“We are hearing a little -- key word little -- bit of corn acres going to bean acres. We are not seeing any impact on fertilizer sales so far. The good farmers should have a lot of work done already, tillage, chemicals, fertilizer, etc., with seed on site. The guys waiting till [the] last minute to decide most likely are the farmers that are probably broke and can’t pay their bills.” Midwest fertilizer dealer        

“We haven’t noticed much of a change in acres from when we spoke. Our seed bags still show more corn and our spring nitrogen sales appear to show the same thing.” Midwest seed dealer

“April’s been strong, seeing unprecedented demand in some areas. I think it’s due to growers afraid of what tomorrow may bring so they’re thinking let’s get it done today. Corn acres feel like they’re up, and I’d stay with my earlier 2%-4%. Soybeans will probably be up some, maybe 3%-4%, and those acres are shifting away from cotton. With low commodity prices, no ethanol demand, and everything else, who knows where we’re headed.” Southern fertilizer dealer
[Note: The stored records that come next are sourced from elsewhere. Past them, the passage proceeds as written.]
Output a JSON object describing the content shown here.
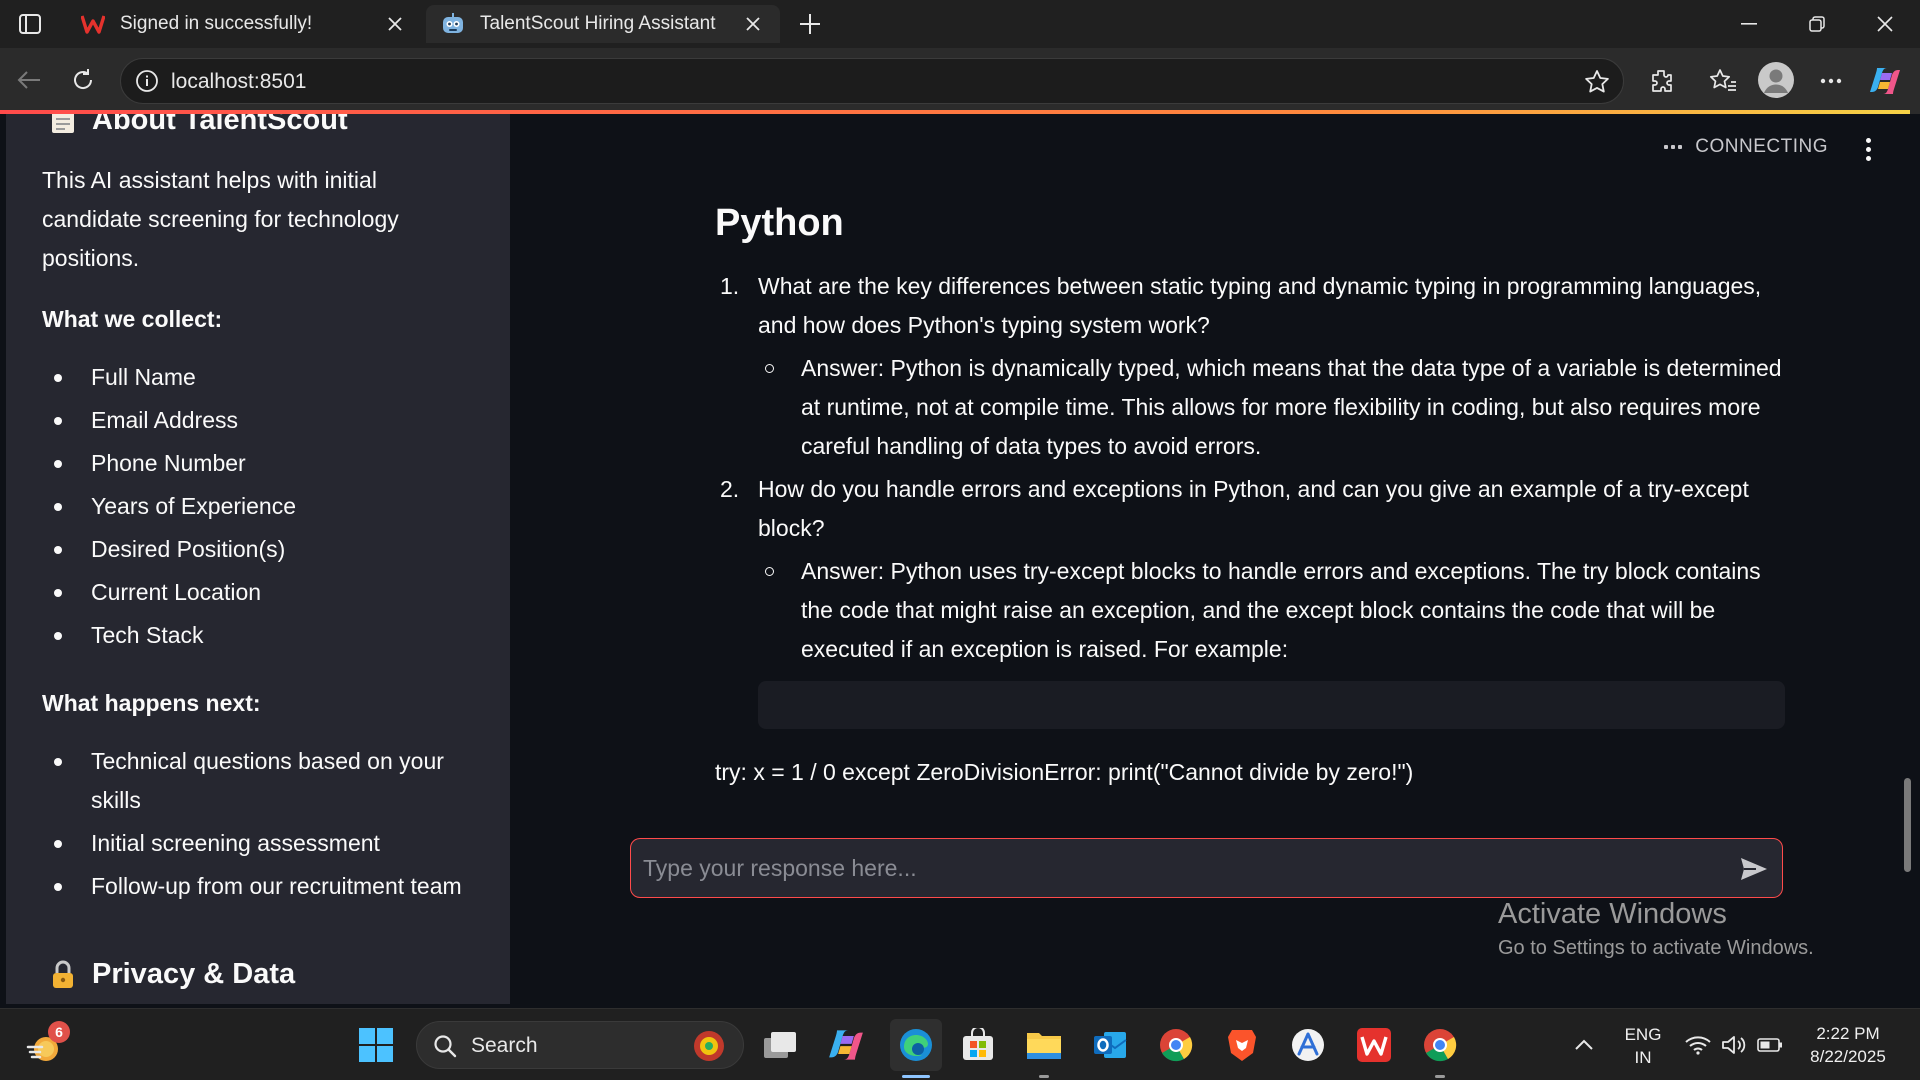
{
  "browser": {
    "tabs": [
      {
        "title": "Signed in successfully!",
        "favicon": "wps-icon",
        "active": false
      },
      {
        "title": "TalentScout Hiring Assistant",
        "favicon": "robot-icon",
        "active": true
      }
    ],
    "url": "localhost:8501"
  },
  "sidebar": {
    "about_heading": "About TalentScout",
    "about_text": "This AI assistant helps with initial candidate screening for technology positions.",
    "collect_heading": "What we collect:",
    "collect_items": [
      "Full Name",
      "Email Address",
      "Phone Number",
      "Years of Experience",
      "Desired Position(s)",
      "Current Location",
      "Tech Stack"
    ],
    "next_heading": "What happens next:",
    "next_items": [
      "Technical questions based on your skills",
      "Initial screening assessment",
      "Follow-up from our recruitment team"
    ],
    "privacy_heading": "Privacy & Data"
  },
  "main": {
    "status": "CONNECTING",
    "section_title": "Python",
    "questions": [
      {
        "number": "1.",
        "question": "What are the key differences between static typing and dynamic typing in programming languages, and how does Python's typing system work?",
        "answer": "Answer: Python is dynamically typed, which means that the data type of a variable is determined at runtime, not at compile time. This allows for more flexibility in coding, but also requires more careful handling of data types to avoid errors."
      },
      {
        "number": "2.",
        "question": "How do you handle errors and exceptions in Python, and can you give an example of a try-except block?",
        "answer": "Answer: Python uses try-except blocks to handle errors and exceptions. The try block contains the code that might raise an exception, and the except block contains the code that will be executed if an exception is raised. For example:"
      }
    ],
    "code_text": "try: x = 1 / 0 except ZeroDivisionError: print(\"Cannot divide by zero!\")",
    "chat_placeholder": "Type your response here..."
  },
  "watermark": {
    "title": "Activate Windows",
    "subtitle": "Go to Settings to activate Windows."
  },
  "taskbar": {
    "search_label": "Search",
    "widget_badge": "6",
    "lang_top": "ENG",
    "lang_bottom": "IN",
    "time": "2:22 PM",
    "date": "8/22/2025"
  },
  "colors": {
    "accent": "#ff4b4b",
    "sidebar_bg": "#262730",
    "main_bg": "#0e1117"
  }
}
“We had a couple guys ask about going to a cheaper hybrid. Does a grower buy older genetics, lowering their initial input costs, but potentially exposing themselves to an agronomic issue or lower yields? Some of those decisions are happening now.” Midwest seed dealer
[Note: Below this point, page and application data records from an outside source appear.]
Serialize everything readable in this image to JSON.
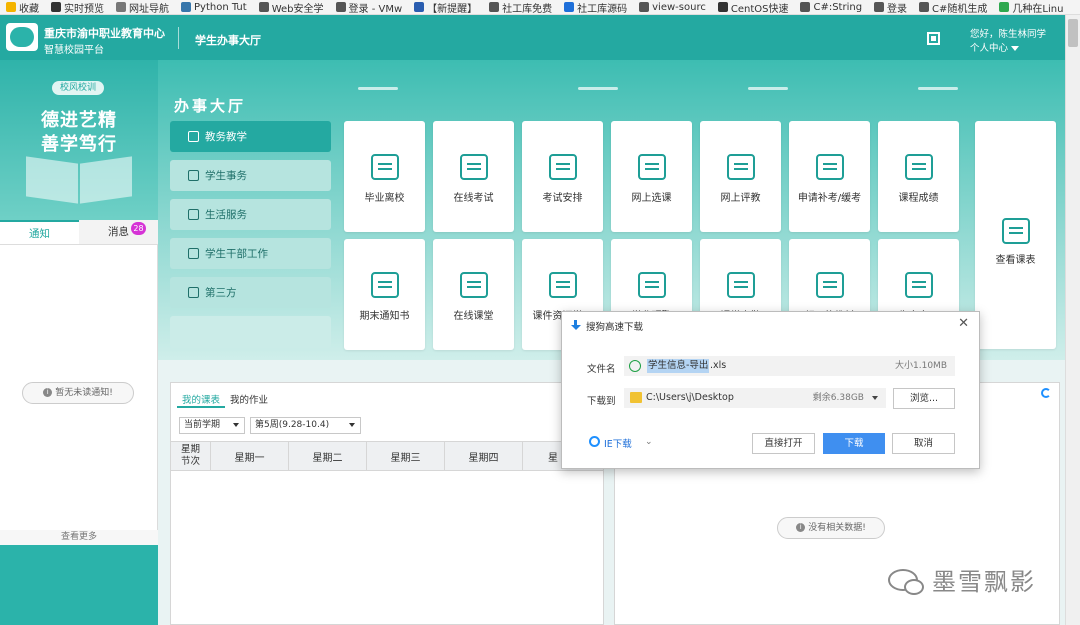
{
  "bookmarks": [
    {
      "label": "收藏",
      "color": "#f4b400"
    },
    {
      "label": "实时预览",
      "color": "#333333"
    },
    {
      "label": "网址导航",
      "color": "#777777"
    },
    {
      "label": "Python Tut",
      "color": "#3776ab"
    },
    {
      "label": "Web安全学",
      "color": "#555555"
    },
    {
      "label": "登录 - VMw",
      "color": "#555555"
    },
    {
      "label": "【新提醒】",
      "color": "#2a5db0"
    },
    {
      "label": "社工库免费",
      "color": "#555555"
    },
    {
      "label": "社工库源码",
      "color": "#1e6fd9"
    },
    {
      "label": "view-sourc",
      "color": "#555555"
    },
    {
      "label": "CentOS快速",
      "color": "#333333"
    },
    {
      "label": "C#:String",
      "color": "#555555"
    },
    {
      "label": "登录",
      "color": "#555555"
    },
    {
      "label": "C#随机生成",
      "color": "#555555"
    },
    {
      "label": "几种在Linu",
      "color": "#2fa84f"
    }
  ],
  "header": {
    "org_name": "重庆市渝中职业教育中心",
    "org_sub": "智慧校园平台",
    "hall_title": "学生办事大厅",
    "greeting": "您好，陈生林同学",
    "personal_center": "个人中心"
  },
  "left": {
    "motto_tag": "校风校训",
    "motto_line1": "德进艺精",
    "motto_line2": "善学笃行",
    "tab_notice": "通知",
    "tab_message": "消息",
    "message_count": "28",
    "no_notice": "暂无未读通知!",
    "see_more": "查看更多"
  },
  "hall": {
    "heading": "办事大厅",
    "categories": [
      {
        "label": "教务教学"
      },
      {
        "label": "学生事务"
      },
      {
        "label": "生活服务"
      },
      {
        "label": "学生干部工作"
      },
      {
        "label": "第三方"
      }
    ],
    "tiles_row1": [
      {
        "label": "毕业离校",
        "icon": "graduation-cap-icon"
      },
      {
        "label": "在线考试",
        "icon": "exam-icon"
      },
      {
        "label": "考试安排",
        "icon": "schedule-doc-icon"
      },
      {
        "label": "网上选课",
        "icon": "course-select-icon"
      },
      {
        "label": "网上评教",
        "icon": "evaluate-icon"
      },
      {
        "label": "申请补考/缓考",
        "icon": "apply-exam-icon"
      },
      {
        "label": "课程成绩",
        "icon": "score-icon"
      }
    ],
    "tiles_row2": [
      {
        "label": "期末通知书",
        "icon": "notice-card-icon"
      },
      {
        "label": "在线课堂",
        "icon": "lamp-icon"
      },
      {
        "label": "课件资源学习",
        "icon": "stack-icon"
      },
      {
        "label": "学业预警",
        "icon": "warning-shield-icon"
      },
      {
        "label": "课堂出勤",
        "icon": "attendance-icon"
      },
      {
        "label": "领用的教材",
        "icon": "textbook-icon"
      },
      {
        "label": "生产实习",
        "icon": "thermometer-icon"
      }
    ],
    "big_tile": {
      "label": "查看课表",
      "icon": "timetable-icon"
    }
  },
  "schedule": {
    "tab_my_courses": "我的课表",
    "tab_my_homework": "我的作业",
    "term_select": "当前学期",
    "week_select": "第5周(9.28-10.4)",
    "corner_top": "星期",
    "corner_bottom": "节次",
    "days": [
      "星期一",
      "星期二",
      "星期三",
      "星期四",
      "星"
    ]
  },
  "right_panel": {
    "no_data": "没有相关数据!"
  },
  "dialog": {
    "title": "搜狗高速下载",
    "file_label": "文件名",
    "file_name_selected": "学生信息-导出",
    "file_ext": ".xls",
    "size": "大小1.10MB",
    "save_label": "下载到",
    "path": "C:\\Users\\j\\Desktop",
    "free_space": "剩余6.38GB",
    "browse": "浏览...",
    "ie_download": "IE下载",
    "open_directly": "直接打开",
    "download": "下载",
    "cancel": "取消"
  },
  "watermark": {
    "text": "墨雪飘影"
  },
  "colors": {
    "brand_teal": "#24a9a1",
    "primary_blue": "#3f8ff0",
    "badge_magenta": "#d633d6"
  }
}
“I don’t see a change in prices or market share affected by this, but [Corteva’s] Enlist is not going to hit the [penetration] I thought earlier.” Southern seed dealer         

“We are also getting some farmers that had bought XtendFlex soybeans switch to Enlist. They are worried the current situation could delay the EU import approval. They say they can’t take the risk if it doesn’t get approval by the time combines roll.” Midwest seed dealer

“Logistics haven’t been able to keep up with demand the past couple of weeks on the Ohio River. [We have] seen some logistical-based price increases as a result.” Southern fertilizer dealer   

“Ammonia [usage] has been strong, and it is replacing some other nitrogen types due to economics and the weather window was there to do [apply it].” Midwest fertilizer dealer

Ag This Week highlights conversations and opinions of agriculture industry supply chain sources that occur during the week, while OTR Global is developing full research reports. The quotes and editorial opinions on market issues in Ag This Week focus on the industry’s weekly developments and may also be consolidated in OTR Global’s full research reports as they are released quarterly.